Losers in Kemsa deal win Global Fund nets contract

National Treasury Principal Secretary Chris Kiptoo

National Treasury Principal Secretary Chris Kiptoo.

Photo credit: Lucy Wanjiru | Nation Media Group

The Global Fund awarded the contract for procurement of Sh3.7 billion mosquito nets to two firms that failed in the bid that was floated by the Kenya Medical Supplies Authority (Kemsa), MPs heard on Wednesday, July 12.

The two firms were among the 17 companies that were unsuccessful bidders at Kemsa but were awarded the tender to supply the polyethene and polyester nets under the Global Fund Pooled Mechanism website (Wambo.org).

Treasury Principal Secretary Chris Kiptoo told the Senate committee on Health that the Global Fund has since awarded two manufacturers — A to Z Textiles Mills Ltd and Tianjin Yorkool International Trading Co. Ltd — to supply the anti-mosquito nets.

“These are among Global Fund prequalified suppliers. These two manufacturers are part of the initial 17 bidders in the tender no. GF ATM MAL NFM 2022/2023 OIT-02 for the supply of long lasting insecticide nets (LLINS),” Dr Kiptoo said.

The Global Fund had floated the multi-billion shilling tender for the provision of 10.2 million nets to be distributed from November this year to July next year as part of the fight against malaria.

Global Fund cancelled the tender that Kemsa was to award for the supply of mosquito nets, citing procurement irregularities.

The fund nullified the tender on grounds that they failed to meet the mandatory documentation requirement and offered it directly to its own procurement wing, Wambo.org.

Dr Kiptoo said Global Fund has a right to conduct its own procurement processes if it is dissatisfied with the tendering undertaken by Kemsa.

“The Global Fund did the procurement because it felt that the evaluation criteria used by Kemsa was not fair to all bidders,” he said. “The Fund has a right to carry out its own procurement if it does not trust our procurement processes.”

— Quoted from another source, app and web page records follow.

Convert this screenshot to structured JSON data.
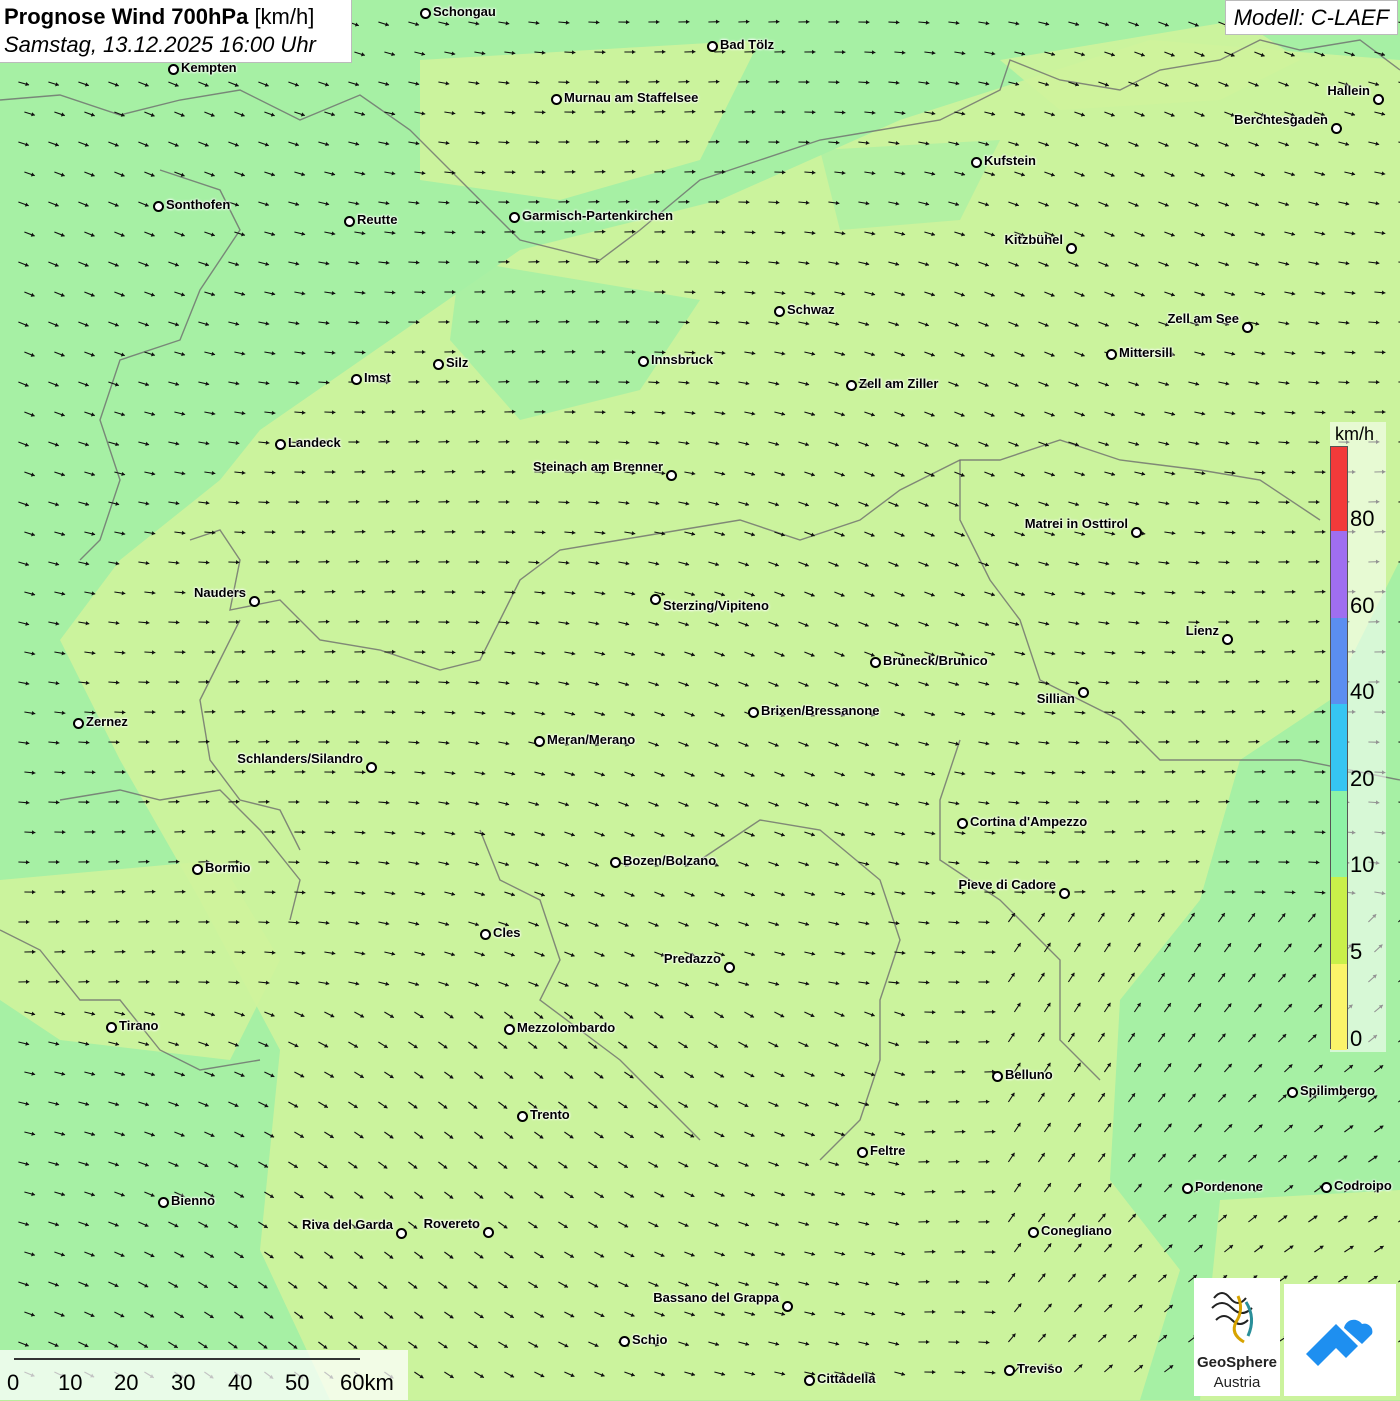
{
  "header": {
    "title_bold": "Prognose Wind 700hPa",
    "title_unit": "[km/h]",
    "subtitle": "Samstag, 13.12.2025 16:00 Uhr"
  },
  "model": {
    "label": "Modell: C-LAEF"
  },
  "legend": {
    "unit": "km/h",
    "labels": [
      "80",
      "60",
      "40",
      "20",
      "10",
      "5",
      "0"
    ],
    "colors": [
      "#f23a3a",
      "#9f6ef0",
      "#5b8ef0",
      "#36c5f2",
      "#8ef2a6",
      "#c9f04a",
      "#fbf46a"
    ]
  },
  "scale_bar": {
    "labels": [
      "0",
      "10",
      "20",
      "30",
      "40",
      "50",
      "60km"
    ]
  },
  "cities": [
    {
      "name": "Schongau"
    },
    {
      "name": "Bad Tölz"
    },
    {
      "name": "Kempten"
    },
    {
      "name": "Murnau am Staffelsee"
    },
    {
      "name": "Hallein"
    },
    {
      "name": "Berchtesgaden"
    },
    {
      "name": "Kufstein"
    },
    {
      "name": "Sonthofen"
    },
    {
      "name": "Reutte"
    },
    {
      "name": "Garmisch-Partenkirchen"
    },
    {
      "name": "Kitzbühel"
    },
    {
      "name": "Schwaz"
    },
    {
      "name": "Zell am See"
    },
    {
      "name": "Mittersill"
    },
    {
      "name": "Innsbruck"
    },
    {
      "name": "Silz"
    },
    {
      "name": "Imst"
    },
    {
      "name": "Zell am Ziller"
    },
    {
      "name": "Landeck"
    },
    {
      "name": "Steinach am Brenner"
    },
    {
      "name": "Matrei in Osttirol"
    },
    {
      "name": "Nauders"
    },
    {
      "name": "Sterzing/Vipiteno"
    },
    {
      "name": "Lienz"
    },
    {
      "name": "Bruneck/Brunico"
    },
    {
      "name": "Sillian"
    },
    {
      "name": "Brixen/Bressanone"
    },
    {
      "name": "Zernez"
    },
    {
      "name": "Meran/Merano"
    },
    {
      "name": "Schlanders/Silandro"
    },
    {
      "name": "Cortina d'Ampezzo"
    },
    {
      "name": "Bozen/Bolzano"
    },
    {
      "name": "Bormio"
    },
    {
      "name": "Pieve di Cadore"
    },
    {
      "name": "Cles"
    },
    {
      "name": "Predazzo"
    },
    {
      "name": "Tirano"
    },
    {
      "name": "Mezzolombardo"
    },
    {
      "name": "Belluno"
    },
    {
      "name": "Spilimbergo"
    },
    {
      "name": "Trento"
    },
    {
      "name": "Feltre"
    },
    {
      "name": "Pordenone"
    },
    {
      "name": "Codroipo"
    },
    {
      "name": "Bienno"
    },
    {
      "name": "Riva del Garda"
    },
    {
      "name": "Rovereto"
    },
    {
      "name": "Conegliano"
    },
    {
      "name": "Bassano del Grappa"
    },
    {
      "name": "Schio"
    },
    {
      "name": "Treviso"
    },
    {
      "name": "Cittadella"
    }
  ],
  "logos": {
    "geosphere_line1": "GeoSphere",
    "geosphere_line2": "Austria"
  }
}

Dr Kiptoo revealed that several other donor agencies, including the Usaid and UK Aid, have opted to procure themselves for projects they finance in the country.

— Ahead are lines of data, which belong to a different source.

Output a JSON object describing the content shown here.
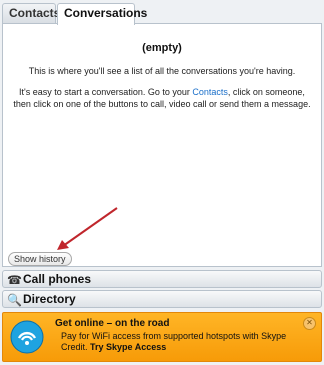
{
  "tabs": {
    "contacts": "Contacts",
    "conversations": "Conversations"
  },
  "panel": {
    "empty_title": "(empty)",
    "line1": "This is where you'll see a list of all the conversations you're having.",
    "line2_pre": "It's easy to start a conversation. Go to your ",
    "line2_link": "Contacts",
    "line2_post": ", click on someone, then click on one of the buttons to call, video call or send them a message.",
    "show_history": "Show history"
  },
  "bars": {
    "call_phones": "Call phones",
    "directory": "Directory",
    "phone_icon_glyph": "☎",
    "search_icon_glyph": "🔍"
  },
  "promo": {
    "title": "Get online – on the road",
    "text": "Pay for WiFi access from supported hotspots with Skype Credit. ",
    "link": "Try Skype Access",
    "close_glyph": "✕"
  },
  "colors": {
    "accent_link": "#1a6fc9",
    "promo_bg": "#f79b08",
    "arrow": "#c0262c"
  }
}
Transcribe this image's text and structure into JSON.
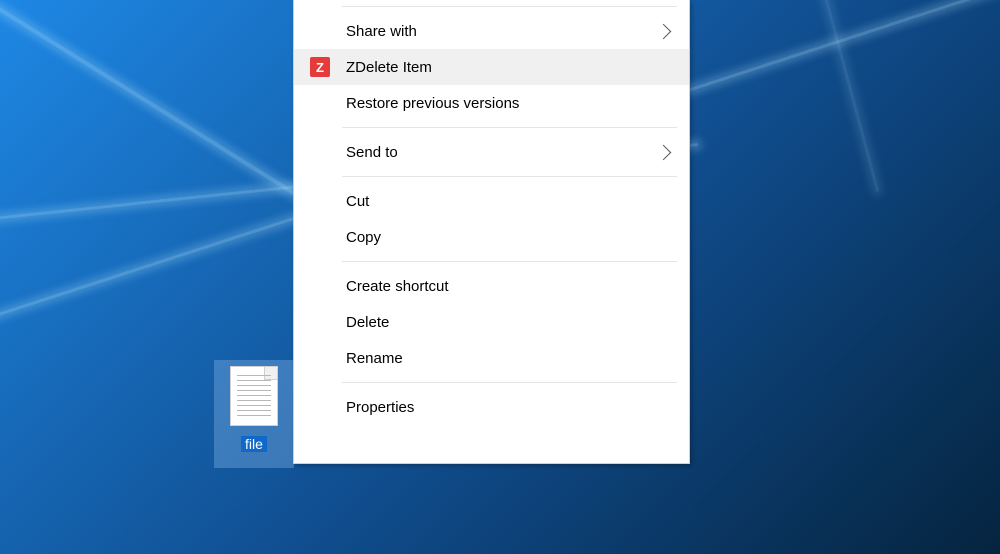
{
  "desktop": {
    "selected_file_label": "file"
  },
  "context_menu": {
    "items": [
      {
        "id": "share-with",
        "label": "Share with",
        "has_submenu": true
      },
      {
        "id": "zdelete-item",
        "label": "ZDelete Item",
        "icon": "Z",
        "hover": true
      },
      {
        "id": "restore-versions",
        "label": "Restore previous versions"
      },
      {
        "id": "send-to",
        "label": "Send to",
        "has_submenu": true
      },
      {
        "id": "cut",
        "label": "Cut"
      },
      {
        "id": "copy",
        "label": "Copy"
      },
      {
        "id": "create-shortcut",
        "label": "Create shortcut"
      },
      {
        "id": "delete",
        "label": "Delete"
      },
      {
        "id": "rename",
        "label": "Rename"
      },
      {
        "id": "properties",
        "label": "Properties"
      }
    ]
  }
}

“There is no money to the government directly from Usaid and UK Aid. They give us money and do the procurement. If the Global Fund finds that it can’t trust our procurement system in the case of Kemsa, then they have a right.”

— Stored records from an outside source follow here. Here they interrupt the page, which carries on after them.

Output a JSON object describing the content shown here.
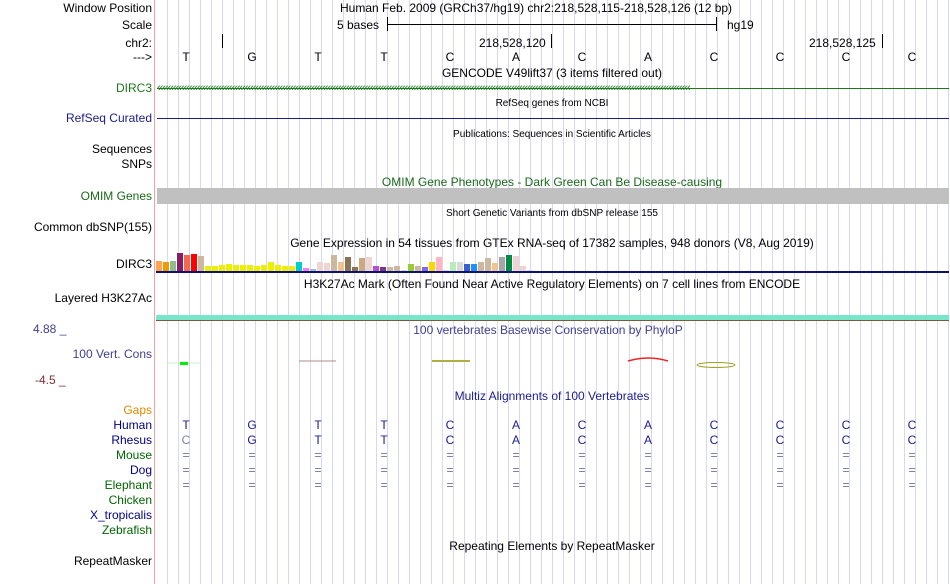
{
  "header": {
    "window_position_label": "Window Position",
    "scale_label": "Scale",
    "chr_label": "chr2:",
    "strand_label": "--->",
    "assembly_title": "Human Feb. 2009 (GRCh37/hg19)   chr2:218,528,115-218,528,126 (12 bp)",
    "scale_text": "5 bases",
    "scale_db": "hg19",
    "coord_1": "218,528,120",
    "coord_2": "218,528,125"
  },
  "bases": [
    "T",
    "G",
    "T",
    "T",
    "C",
    "A",
    "C",
    "A",
    "C",
    "C",
    "C",
    "C"
  ],
  "tracks": {
    "gencode_title": "GENCODE V49lift37 (3 items filtered out)",
    "gencode_gene": "DIRC3",
    "refseq_title": "RefSeq genes from NCBI",
    "refseq_label": "RefSeq Curated",
    "pubs_title": "Publications: Sequences in Scientific Articles",
    "sequences_label": "Sequences",
    "snps_label": "SNPs",
    "omim_title": "OMIM Gene Phenotypes - Dark Green Can Be Disease-causing",
    "omim_label": "OMIM Genes",
    "dbsnp_title": "Short Genetic Variants from dbSNP release 155",
    "dbsnp_label": "Common dbSNP(155)",
    "gtex_title": "Gene Expression in 54 tissues from GTEx RNA-seq of 17382 samples, 948 donors (V8, Aug 2019)",
    "gtex_label": "DIRC3",
    "h3k_title": "H3K27Ac Mark (Often Found Near Active Regulatory Elements) on 7 cell lines from ENCODE",
    "h3k_label": "Layered H3K27Ac",
    "phylop_title": "100 vertebrates Basewise Conservation by PhyloP",
    "phylop_label": "100 Vert. Cons",
    "phylop_max": "4.88 _",
    "phylop_min": "-4.5 _",
    "multiz_title": "Multiz Alignments of 100 Vertebrates",
    "repeat_title": "Repeating Elements by RepeatMasker",
    "repeat_label": "RepeatMasker"
  },
  "multiz": {
    "species": [
      {
        "name": "Gaps",
        "color": "#e08a00"
      },
      {
        "name": "Human",
        "color": "#000080",
        "bases": [
          "T",
          "G",
          "T",
          "T",
          "C",
          "A",
          "C",
          "A",
          "C",
          "C",
          "C",
          "C"
        ]
      },
      {
        "name": "Rhesus",
        "color": "#000080",
        "bases": [
          "C",
          "G",
          "T",
          "T",
          "C",
          "A",
          "C",
          "A",
          "C",
          "C",
          "C",
          "C"
        ]
      },
      {
        "name": "Mouse",
        "color": "#006400",
        "bases": [
          "=",
          "=",
          "=",
          "=",
          "=",
          "=",
          "=",
          "=",
          "=",
          "=",
          "=",
          "="
        ]
      },
      {
        "name": "Dog",
        "color": "#000080",
        "bases": [
          "=",
          "=",
          "=",
          "=",
          "=",
          "=",
          "=",
          "=",
          "=",
          "=",
          "=",
          "="
        ]
      },
      {
        "name": "Elephant",
        "color": "#006400",
        "bases": [
          "=",
          "=",
          "=",
          "=",
          "=",
          "=",
          "=",
          "=",
          "=",
          "=",
          "=",
          "="
        ]
      },
      {
        "name": "Chicken",
        "color": "#006400"
      },
      {
        "name": "X_tropicalis",
        "color": "#000080"
      },
      {
        "name": "Zebrafish",
        "color": "#006400"
      }
    ]
  },
  "gtex_bars": [
    {
      "v": 10,
      "c": "#ffa54f"
    },
    {
      "v": 9,
      "c": "#ee9a00"
    },
    {
      "v": 10,
      "c": "#8fbc8f"
    },
    {
      "v": 18,
      "c": "#8b1c62"
    },
    {
      "v": 16,
      "c": "#ee6a50"
    },
    {
      "v": 17,
      "c": "#ff0000"
    },
    {
      "v": 15,
      "c": "#cdb79e"
    },
    {
      "v": 5,
      "c": "#eeee00"
    },
    {
      "v": 5,
      "c": "#eeee00"
    },
    {
      "v": 6,
      "c": "#eeee00"
    },
    {
      "v": 7,
      "c": "#eeee00"
    },
    {
      "v": 6,
      "c": "#eeee00"
    },
    {
      "v": 6,
      "c": "#eeee00"
    },
    {
      "v": 6,
      "c": "#eeee00"
    },
    {
      "v": 5,
      "c": "#eeee00"
    },
    {
      "v": 6,
      "c": "#eeee00"
    },
    {
      "v": 9,
      "c": "#eeee00"
    },
    {
      "v": 6,
      "c": "#eeee00"
    },
    {
      "v": 5,
      "c": "#eeee00"
    },
    {
      "v": 5,
      "c": "#eeee00"
    },
    {
      "v": 9,
      "c": "#00cdcd"
    },
    {
      "v": 3,
      "c": "#ee82ee"
    },
    {
      "v": 2,
      "c": "#9ac0cd"
    },
    {
      "v": 9,
      "c": "#eed5d2"
    },
    {
      "v": 8,
      "c": "#eed5d2"
    },
    {
      "v": 16,
      "c": "#cdb79e"
    },
    {
      "v": 9,
      "c": "#eec591"
    },
    {
      "v": 14,
      "c": "#8b7355"
    },
    {
      "v": 4,
      "c": "#8b7355"
    },
    {
      "v": 13,
      "c": "#cdaa7d"
    },
    {
      "v": 14,
      "c": "#eed5d2"
    },
    {
      "v": 5,
      "c": "#b452cd"
    },
    {
      "v": 4,
      "c": "#7a378b"
    },
    {
      "v": 4,
      "c": "#cdb79e"
    },
    {
      "v": 5,
      "c": "#cdb79e"
    },
    {
      "v": 1,
      "c": "#d9d9d9"
    },
    {
      "v": 7,
      "c": "#9acd32"
    },
    {
      "v": 5,
      "c": "#cdb79e"
    },
    {
      "v": 4,
      "c": "#7b68ee"
    },
    {
      "v": 9,
      "c": "#ffd700"
    },
    {
      "v": 14,
      "c": "#ffb6c1"
    },
    {
      "v": 1,
      "c": "#d9d9d9"
    },
    {
      "v": 9,
      "c": "#b4eeb4"
    },
    {
      "v": 9,
      "c": "#d9d9d9"
    },
    {
      "v": 7,
      "c": "#3a5fcd"
    },
    {
      "v": 7,
      "c": "#1e90ff"
    },
    {
      "v": 9,
      "c": "#cdb79e"
    },
    {
      "v": 13,
      "c": "#cdb79e"
    },
    {
      "v": 8,
      "c": "#eec591"
    },
    {
      "v": 14,
      "c": "#a6a6a6"
    },
    {
      "v": 16,
      "c": "#008b45"
    },
    {
      "v": 15,
      "c": "#eed5d2"
    },
    {
      "v": 5,
      "c": "#eed5d2"
    },
    {
      "v": 1,
      "c": "#d9d9d9"
    }
  ]
}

Dr Kiptoo appeared before the committee chaired by Uasin Gishu Senator Jackson Mandago which is probing the failed mosquito nets tender.

He said Kenya has benefited from Global Fund funding since inception in 2002, with the country having signed grants worth $2 billion, committed $1.69 billion and disbursed $1.67 billion so far.

Dr Kiptoo said the National Treasury administers all grants from the Global Fund and not the Ministry of Health, which is the user department or Kemsa, which is the procuring agent.

“All communication from the Ministry of Health to Kemsa must pass through the Treasury and then we relay it to Kemsa,” Dr Kiptoo said. “It was wrong for the PS, Ms Mburu, to write directly to Kemsa on the issue of specifications of the mosquito nets in the advertised tender.”

Then Public Health PS Josephine Mburu had on February 22, 2023 written to then Kemsa CEO Terry Ramadhani drawing attention to inconsistencies in the technical specifications of the bed nets to be procured, leading to extension of the tender closing dates by two weeks from February 23, 2023.

Dr Kiptoo said the letter to Kemsa questioning the technical specifications should have been forwarded to the Global Fund team at the Treasury for review and onward transmission to Kemsa.

The PS said the Treasury is implementing e-procurement for common user items starting with 10 institutions from this month.

“We intend to move the entire government to e-procurement to remove human interference with tendering by July 2024,” he said.